As valuable as zones are, there is also great value in relying on what your body is telling you. A good athlete will be able to get reasonably close to their z2, z3, z4 and z5 intensity when using perceived effort. For many of my workouts I use “feel” and then I confirm with pace or power. This builds confidence and carries over well to race day. Each day your body is under varying amounts of stress. sometimes a Z3 wattage target on the bike will feel like a Z4 effort. In this case, go by feel and trust what your body is telling you. On the flip side if a higher wattage or faster pace Z5 feels easier than normal, then allow yourself to rely on perceived effort to guide you. The only thing I ask is that you look at how you progressed through the interval. For example, if you had 4 x 5 minutes @ Z5 and your zone 5 wattage or pace feels easier than normal and you decide to pick up the pace, but you end up slowing down by the 4th interval. This is a good sign that you may not be in tune with your internal pacing clock.

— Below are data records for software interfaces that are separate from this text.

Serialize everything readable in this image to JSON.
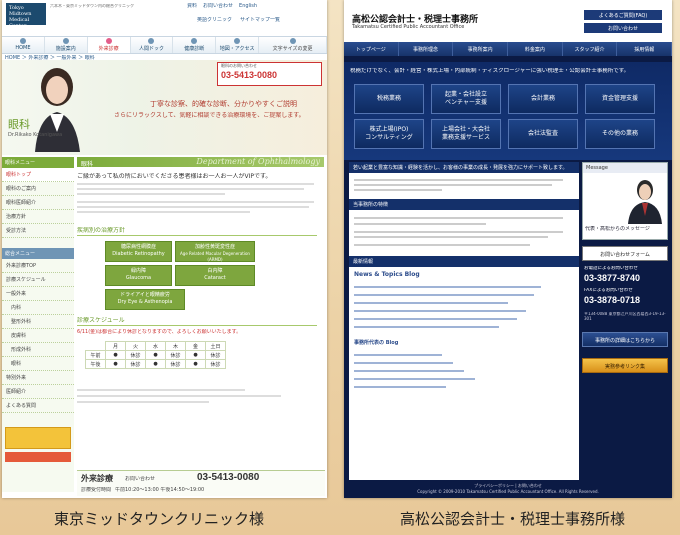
{
  "captions": {
    "left": "東京ミッドタウンクリニック様",
    "right": "高松公認会計士・税理士事務所様"
  },
  "site1": {
    "logo": [
      "Tokyo Midtown",
      "Medical Center"
    ],
    "top_links": [
      "資料",
      "お問い合わせ",
      "English"
    ],
    "sub_links": [
      "英語クリニック",
      "サイトマップ一覧"
    ],
    "font_size_label": "文字サイズの変更",
    "nav": [
      "HOME",
      "施設案内",
      "外来診療",
      "人間ドック",
      "健康診断",
      "地図・アクセス"
    ],
    "breadcrumb": "HOME ＞ 外来診療 ＞ 一般外来 ＞ 眼科",
    "hero": {
      "title": "眼科",
      "doctor": "Dr.Rikako Kotanigawa",
      "phone_label": "眼科のお問い合わせ",
      "phone": "03-5413-0080",
      "tagline1": "丁寧な診察、的確な診断、分かりやすくご説明",
      "tagline2": "さらにリラックスして、気軽に相談できる治療環境を、ご提案します。"
    },
    "side_head": "眼科メニュー",
    "side_items": [
      "眼科トップ",
      "眼科のご案内",
      "眼科医師紹介",
      "治療方針",
      "受診方法"
    ],
    "side_head2": "総合メニュー",
    "side_items2": [
      "外来診療TOP",
      "診療スケジュール",
      "一般外来",
      "内科",
      "整形外科",
      "皮膚科",
      "形成外科",
      "眼科",
      "特別外来",
      "医師紹介",
      "よくある質問"
    ],
    "section": "眼科",
    "section_en": "Department of Ophthalmology",
    "intro": "ご縁があって私の所においでくださる患者様はお一人お一人がVIPです。",
    "treat_head": "疾病別の治療方針",
    "treatments": [
      [
        "糖尿病性網膜症",
        "Diabetic Retinopathy"
      ],
      [
        "加齢性黄斑変性症",
        "Age Related Macular Degeneration (ARMD)"
      ],
      [
        "緑内障",
        "Glaucoma"
      ],
      [
        "白内障",
        "Cataract"
      ],
      [
        "ドライアイと眼精疲労",
        "Dry Eye & Asthenopia"
      ]
    ],
    "schedule_head": "診療スケジュール",
    "schedule_note": "6/11(金)は都合により休診となりますので、よろしくお願いいたします。",
    "days": [
      "月",
      "火",
      "水",
      "木",
      "金",
      "土日"
    ],
    "am_label": "午前",
    "pm_label": "午後",
    "am": [
      "●",
      "休診",
      "●",
      "休診",
      "●",
      "休診"
    ],
    "pm": [
      "●",
      "休診",
      "●",
      "休診",
      "●",
      "休診"
    ],
    "footer": {
      "title": "外来診療",
      "inquiry": "お問い合わせ",
      "phone": "03-5413-0080",
      "hours_label": "診療受付時間",
      "hours": "午前10:20〜13:00 午後14:50〜19:00"
    }
  },
  "site2": {
    "title": "高松公認会計士・税理士事務所",
    "subtitle": "Takamatsu Certified Public Accountant Office",
    "faq_btn": "よくあるご質問(FAQ)",
    "contact_btn": "お問い合わせ",
    "nav": [
      "トップページ",
      "事務所理念",
      "事務所案内",
      "料金案内",
      "スタッフ紹介",
      "採用情報"
    ],
    "band_text": "税務だけでなく、会計・経営・株式上場・内部統制・ディスクロージャーに強い税理士・公認会計士事務所です。",
    "services": [
      [
        "税務業務"
      ],
      [
        "起業・会社設立",
        "ベンチャー支援"
      ],
      [
        "会計業務"
      ],
      [
        "資金管理支援"
      ],
      [
        "株式上場(IPO)",
        "コンサルティング"
      ],
      [
        "上場会社・大会社",
        "業務支援サービス"
      ],
      [
        "会社法監査"
      ],
      [
        "その他の業務"
      ]
    ],
    "intro_head": "若い起業と豊富な知識・経験を活かし、お客様の事業の成長・発展を強力にサポート致します。",
    "feature_head": "当事務所の特徴",
    "news_head": "最新情報",
    "blog_head": "News & Topics Blog",
    "blog2_head": "事務所代表の Blog",
    "message_head": "Message",
    "representative": "代表・高松からのメッセージ",
    "form_btn": "お問い合わせフォーム",
    "tel_label": "お電話によるお問い合わせ",
    "tel": "03-3877-8740",
    "fax_label": "FAXによるお問い合わせ",
    "fax": "03-3878-0718",
    "address": "〒134-0088 東京都江戸川区西葛西3-19-13-301",
    "detail_btn": "事務所の詳細はこちらから",
    "link_btn": "実務参考リンク集",
    "footer": "プライバシーポリシー | お問い合わせ",
    "copyright": "Copyright © 2009-2010 Takamatsu Certified Public Accountant Office. All Rights Reserved."
  }
}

Bottom line, I don’t want you to beat yourself up if you can’t hit your zones. Our body doesn’t know zones. In fact, the effort is more of a continuum so even though you are not in your exact zone, you’ll still reap many of the benefits of being in that zone.
Here is a list of basic exercises that you can incorporate into your training on the strength training days. If it has been awhile since lifting weights, then start with little to no weight and just use body weight or very light weight. If you are unfamiliar with these routines, then I would suggest having qualified trainer review these with you. You should also consider a functional assessment to determine your weak areas. If you are in North Orange County, I would suggest SCAR and if in South Orange County, check out Rausch PT.
By no means is this an extensive list of exercises, but it covers some of the basics. Also, before adding load you should ensure that you are moving properly. A functional movement screening is so important.
TRX Y’s (upper back)
Walking Lunge– build up to adding weight(dumbells)
Reverse Lunge – build up to adding weight
Dead Lifts –Only if you know the proper form.
Single Leg Dead Lift
Single Leg Glute Bridge
Standing Glute Kick Back
Hamstring Curls on Stability Ball
Knee Tucks on Stability Ball – Move ball closer to knee for more support. Keeo lower back from dropping.